The resulting white liquor is removed as a flow 22 from the white liquor flow 21 of step C.
Since the slaking is a heat producing reaction, the temperature of the slurry 15 produced in the extinction step K is higher than that of the white liquor 18 used in this step. In case one wishes to adopt this extinction temperature, in order to obtain a temperature which is as high as possible for the white liquor produced, but still wants to keep the process steps A-H at a relatively low temperature, the heat transfer system schematically presented in FIG. 2 may for instance be used for transferring heat from the slurry flow 15 to the white liquor produced 22.

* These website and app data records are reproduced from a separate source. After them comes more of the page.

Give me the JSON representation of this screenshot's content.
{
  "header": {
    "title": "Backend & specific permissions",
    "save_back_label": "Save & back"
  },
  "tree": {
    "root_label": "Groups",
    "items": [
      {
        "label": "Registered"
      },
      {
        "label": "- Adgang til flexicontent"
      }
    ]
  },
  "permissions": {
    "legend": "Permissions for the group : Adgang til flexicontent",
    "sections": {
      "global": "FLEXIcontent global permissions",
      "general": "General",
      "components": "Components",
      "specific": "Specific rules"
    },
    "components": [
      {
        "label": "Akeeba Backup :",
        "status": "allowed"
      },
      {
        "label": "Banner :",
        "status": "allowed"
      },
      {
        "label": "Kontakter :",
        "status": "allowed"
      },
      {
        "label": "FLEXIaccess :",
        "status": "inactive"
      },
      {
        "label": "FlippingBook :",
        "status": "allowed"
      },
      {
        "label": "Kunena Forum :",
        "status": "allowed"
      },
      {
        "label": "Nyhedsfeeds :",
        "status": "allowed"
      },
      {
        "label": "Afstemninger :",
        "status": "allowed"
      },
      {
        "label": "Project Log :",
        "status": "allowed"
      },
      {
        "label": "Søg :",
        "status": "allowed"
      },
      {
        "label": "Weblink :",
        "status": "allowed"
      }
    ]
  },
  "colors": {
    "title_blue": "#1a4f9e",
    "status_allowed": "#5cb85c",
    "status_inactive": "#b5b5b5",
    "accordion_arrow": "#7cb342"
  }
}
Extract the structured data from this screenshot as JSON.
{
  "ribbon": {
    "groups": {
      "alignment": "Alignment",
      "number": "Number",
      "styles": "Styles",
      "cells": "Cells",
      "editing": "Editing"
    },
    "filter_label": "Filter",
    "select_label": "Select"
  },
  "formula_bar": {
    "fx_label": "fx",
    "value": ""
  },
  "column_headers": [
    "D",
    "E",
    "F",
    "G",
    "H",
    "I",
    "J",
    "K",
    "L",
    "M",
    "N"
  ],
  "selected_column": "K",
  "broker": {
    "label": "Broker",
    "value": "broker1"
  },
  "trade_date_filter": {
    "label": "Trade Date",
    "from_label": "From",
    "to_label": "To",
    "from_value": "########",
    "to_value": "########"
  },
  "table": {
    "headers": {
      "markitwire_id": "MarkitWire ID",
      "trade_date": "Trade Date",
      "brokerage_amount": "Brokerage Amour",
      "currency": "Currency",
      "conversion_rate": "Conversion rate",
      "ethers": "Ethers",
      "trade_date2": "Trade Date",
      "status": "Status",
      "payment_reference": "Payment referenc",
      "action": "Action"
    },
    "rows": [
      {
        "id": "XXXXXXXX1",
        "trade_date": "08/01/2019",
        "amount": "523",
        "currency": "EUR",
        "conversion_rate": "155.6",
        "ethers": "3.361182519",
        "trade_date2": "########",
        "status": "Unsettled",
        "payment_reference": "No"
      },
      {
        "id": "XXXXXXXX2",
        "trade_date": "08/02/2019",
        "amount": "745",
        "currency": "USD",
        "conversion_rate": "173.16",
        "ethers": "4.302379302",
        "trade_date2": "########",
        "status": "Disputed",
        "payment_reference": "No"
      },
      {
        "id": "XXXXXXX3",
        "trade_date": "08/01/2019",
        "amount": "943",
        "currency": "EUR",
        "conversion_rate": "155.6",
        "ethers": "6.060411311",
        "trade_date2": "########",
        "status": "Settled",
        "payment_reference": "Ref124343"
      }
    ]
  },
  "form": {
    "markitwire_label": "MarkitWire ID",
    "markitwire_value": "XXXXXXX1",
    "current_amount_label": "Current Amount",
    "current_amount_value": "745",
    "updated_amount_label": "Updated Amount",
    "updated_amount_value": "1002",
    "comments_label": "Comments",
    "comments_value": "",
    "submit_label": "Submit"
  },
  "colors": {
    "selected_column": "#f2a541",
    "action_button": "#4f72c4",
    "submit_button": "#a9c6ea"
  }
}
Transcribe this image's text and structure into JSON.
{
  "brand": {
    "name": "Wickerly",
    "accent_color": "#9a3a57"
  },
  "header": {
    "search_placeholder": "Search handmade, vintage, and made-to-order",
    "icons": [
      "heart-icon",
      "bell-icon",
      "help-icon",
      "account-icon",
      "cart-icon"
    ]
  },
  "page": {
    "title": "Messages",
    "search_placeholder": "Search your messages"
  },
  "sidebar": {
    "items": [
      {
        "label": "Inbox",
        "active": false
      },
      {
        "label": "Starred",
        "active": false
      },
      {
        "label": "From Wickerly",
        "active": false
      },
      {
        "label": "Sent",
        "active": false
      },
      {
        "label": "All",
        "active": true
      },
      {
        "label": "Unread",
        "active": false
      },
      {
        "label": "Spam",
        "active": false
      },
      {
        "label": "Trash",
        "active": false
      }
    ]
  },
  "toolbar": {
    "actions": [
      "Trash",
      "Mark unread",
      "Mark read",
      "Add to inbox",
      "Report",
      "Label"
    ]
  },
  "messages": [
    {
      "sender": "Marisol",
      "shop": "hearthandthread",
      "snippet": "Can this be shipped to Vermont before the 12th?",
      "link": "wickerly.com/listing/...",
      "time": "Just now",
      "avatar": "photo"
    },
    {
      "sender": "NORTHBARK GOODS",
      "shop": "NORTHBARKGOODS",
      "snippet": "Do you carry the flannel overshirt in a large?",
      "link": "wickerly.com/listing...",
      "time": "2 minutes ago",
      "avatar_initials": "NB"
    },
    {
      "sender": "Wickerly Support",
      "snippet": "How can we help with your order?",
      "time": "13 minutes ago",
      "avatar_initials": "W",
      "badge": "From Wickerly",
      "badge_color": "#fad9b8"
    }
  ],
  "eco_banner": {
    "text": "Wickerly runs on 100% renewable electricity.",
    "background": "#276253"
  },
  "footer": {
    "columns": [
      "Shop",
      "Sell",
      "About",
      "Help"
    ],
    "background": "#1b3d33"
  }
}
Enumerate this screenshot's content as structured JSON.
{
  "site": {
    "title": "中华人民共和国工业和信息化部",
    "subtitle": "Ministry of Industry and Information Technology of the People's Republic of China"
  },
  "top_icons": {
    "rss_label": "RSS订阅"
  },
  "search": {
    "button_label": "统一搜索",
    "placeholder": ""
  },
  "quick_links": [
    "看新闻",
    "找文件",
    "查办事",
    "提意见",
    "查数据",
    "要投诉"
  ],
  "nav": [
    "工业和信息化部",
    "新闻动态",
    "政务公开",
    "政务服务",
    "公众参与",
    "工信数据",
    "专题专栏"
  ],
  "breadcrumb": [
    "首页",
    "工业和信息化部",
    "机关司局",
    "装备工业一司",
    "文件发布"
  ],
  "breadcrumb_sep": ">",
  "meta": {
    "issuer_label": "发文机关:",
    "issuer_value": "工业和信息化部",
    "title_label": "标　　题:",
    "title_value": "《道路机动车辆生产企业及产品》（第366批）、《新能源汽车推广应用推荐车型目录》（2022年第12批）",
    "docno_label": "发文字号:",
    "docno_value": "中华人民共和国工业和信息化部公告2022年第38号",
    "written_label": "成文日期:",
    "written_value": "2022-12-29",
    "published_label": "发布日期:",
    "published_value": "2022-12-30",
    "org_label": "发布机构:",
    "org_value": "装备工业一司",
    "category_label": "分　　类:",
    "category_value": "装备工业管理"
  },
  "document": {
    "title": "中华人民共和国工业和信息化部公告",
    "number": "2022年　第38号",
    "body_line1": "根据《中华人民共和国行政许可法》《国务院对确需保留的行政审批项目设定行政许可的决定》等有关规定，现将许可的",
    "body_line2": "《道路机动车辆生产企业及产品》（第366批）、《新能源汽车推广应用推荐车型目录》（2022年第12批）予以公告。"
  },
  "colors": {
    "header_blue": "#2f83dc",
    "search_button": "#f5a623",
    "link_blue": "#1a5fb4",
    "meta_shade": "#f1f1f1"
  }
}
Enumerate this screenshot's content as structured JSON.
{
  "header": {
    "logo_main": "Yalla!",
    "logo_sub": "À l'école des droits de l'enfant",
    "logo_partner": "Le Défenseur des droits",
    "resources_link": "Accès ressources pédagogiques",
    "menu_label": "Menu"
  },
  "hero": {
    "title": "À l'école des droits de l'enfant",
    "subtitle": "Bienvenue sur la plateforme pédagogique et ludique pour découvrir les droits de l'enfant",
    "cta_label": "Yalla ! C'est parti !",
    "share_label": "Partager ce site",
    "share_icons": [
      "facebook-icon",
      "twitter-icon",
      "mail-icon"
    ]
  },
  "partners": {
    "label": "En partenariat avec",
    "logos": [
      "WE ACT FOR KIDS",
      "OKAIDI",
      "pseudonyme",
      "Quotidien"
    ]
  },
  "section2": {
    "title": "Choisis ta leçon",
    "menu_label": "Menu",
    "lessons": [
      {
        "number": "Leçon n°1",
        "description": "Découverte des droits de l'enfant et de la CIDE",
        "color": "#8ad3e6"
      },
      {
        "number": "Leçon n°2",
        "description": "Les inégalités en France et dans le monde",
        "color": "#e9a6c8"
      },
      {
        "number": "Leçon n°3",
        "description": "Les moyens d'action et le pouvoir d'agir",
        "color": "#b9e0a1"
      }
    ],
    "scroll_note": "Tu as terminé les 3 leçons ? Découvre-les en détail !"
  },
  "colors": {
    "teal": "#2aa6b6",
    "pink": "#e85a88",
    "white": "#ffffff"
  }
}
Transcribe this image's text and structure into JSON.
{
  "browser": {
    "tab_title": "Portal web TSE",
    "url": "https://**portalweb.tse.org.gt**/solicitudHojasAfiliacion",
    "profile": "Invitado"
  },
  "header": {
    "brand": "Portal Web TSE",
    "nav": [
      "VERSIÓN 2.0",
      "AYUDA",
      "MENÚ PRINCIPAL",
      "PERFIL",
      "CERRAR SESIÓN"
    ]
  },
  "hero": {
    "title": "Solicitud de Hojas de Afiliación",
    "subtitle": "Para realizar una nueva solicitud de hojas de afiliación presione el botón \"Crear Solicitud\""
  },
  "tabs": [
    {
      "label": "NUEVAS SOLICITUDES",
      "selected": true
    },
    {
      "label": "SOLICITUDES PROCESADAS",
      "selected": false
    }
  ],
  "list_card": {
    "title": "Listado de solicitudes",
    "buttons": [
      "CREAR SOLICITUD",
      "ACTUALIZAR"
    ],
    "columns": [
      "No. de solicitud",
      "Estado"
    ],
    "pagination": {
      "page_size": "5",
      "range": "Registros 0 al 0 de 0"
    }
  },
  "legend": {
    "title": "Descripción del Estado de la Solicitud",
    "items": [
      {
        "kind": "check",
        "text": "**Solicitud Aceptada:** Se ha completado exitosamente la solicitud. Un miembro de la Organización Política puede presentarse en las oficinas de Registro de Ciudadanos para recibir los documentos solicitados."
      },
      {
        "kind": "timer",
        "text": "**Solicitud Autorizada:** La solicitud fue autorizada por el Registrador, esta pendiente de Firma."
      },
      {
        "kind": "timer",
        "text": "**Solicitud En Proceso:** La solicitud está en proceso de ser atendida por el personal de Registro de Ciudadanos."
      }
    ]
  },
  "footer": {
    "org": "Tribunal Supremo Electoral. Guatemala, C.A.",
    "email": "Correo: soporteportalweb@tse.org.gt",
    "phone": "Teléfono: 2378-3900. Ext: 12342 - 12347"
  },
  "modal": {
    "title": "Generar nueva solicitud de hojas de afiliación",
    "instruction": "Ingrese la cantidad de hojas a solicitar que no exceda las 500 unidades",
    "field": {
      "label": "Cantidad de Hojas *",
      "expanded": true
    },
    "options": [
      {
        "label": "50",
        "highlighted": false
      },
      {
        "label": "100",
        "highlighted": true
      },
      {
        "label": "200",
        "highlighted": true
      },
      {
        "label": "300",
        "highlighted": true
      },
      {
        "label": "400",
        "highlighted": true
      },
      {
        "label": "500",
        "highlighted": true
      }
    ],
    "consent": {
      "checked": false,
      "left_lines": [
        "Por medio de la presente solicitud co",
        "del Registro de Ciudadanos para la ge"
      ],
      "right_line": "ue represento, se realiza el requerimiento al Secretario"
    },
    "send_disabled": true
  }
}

The slurry 15 deriving from the extinction K is conducted to two or several expansion vessels 19, in which a pressure is maintained, which is lower than the pressure corresponding to the boiling point of the slurry 15, so that its temperature sinks and the fresh white liquor 22 is heated with the expansion steam produced 23 either directly or indirectly with the heat exchanger.
The vapour 23 from the last expansion vessel 19 is condensed with water 26, of which the temperature thus rises. This heated water can then be used in the washing of the caustic sludge in step E (FIG. 1).
By adjusting the pressure in the last expansion step of the slurry for instance by means of a vacuum pump and the temperature and amount of the used cooling water, the temperature of the slurry used in step B (FIG. 1) and thus also the temperature of the displacing causticizing is adjusted.
With this heat transfer system it is possible to produce a white liquor of which the temperature is even above 100° C. and still keep the temperature in the causticizing step very low, e.g. at 60°-70° C.
With the present causticizing methods the rate of causticizing is relatively slow, particularly if the temperature is low. FIG. 3 represents the causticizing degree as a function of the causticizing period and temperature. With the method of the invention tests have been made at a temperature of 25° C. With a displacing causticizing a causticizing degree was obtained, which corresponded approximately to the causticizing degree in the state of equilibrium, i.e. a causticizing degree of about 85% with a concentration of white liquor of 110 g active alkali/liter calculated as sodium oxide.
As it appears from FIG. 3, in a conventional causticizing process, in its initial step, i.e. Immediately upon the hydration of the lime, the rate of causticizing is slower than after a certain period of time (in FIG. 3 the rate of causticizing is the derivative of the curve). For instance at a temperature of 45° C. the maximal rate is not achieved until after about two hours. This phenomenon cannot be explained otherwise than that the calcium carbonate crystallization is a limiting partial event of the causticizing event in the initial step of the causticizing. The reason for this is that the solution has to be very supersaturated in respect of the calcium carbonate, before it begins to crystallize, there being very few so-called mother crystals in the beginning, on top of which the calcium carbonate could settle. By adding calcium carbonate or lime sludge into green liquor in conventional causticizing, the causticizing can be accelerated, particularly in its initial step. In addition, in this way one achieves also the advantage that the produced calcium carbonate i.e. lime sludge has greater crystals, whereby the clarification or filtering of the white liquor becomes easier and more rapid. The white liquor obtained is purer, and the lime sludge obtained is easier to wash and purer.
With the method according to the invention the following advantages are achieved:
It is possible to obtain a white liquor, of which the concentration of active alkali is higher than with present causticizing methods and thus e.g. the heat consumption in a pulp cooking process is reduced and the chemical charge of the regeneration process of chemicals is lower. The heat consumption of the evaporation plant and the lime sludge reburning kiln decreases, the chemical losses as well.
A purer white liquor is obtained and thus the problems caused by e.g. incrusts are reduced.
Smaller space requirement and smaller investment costs.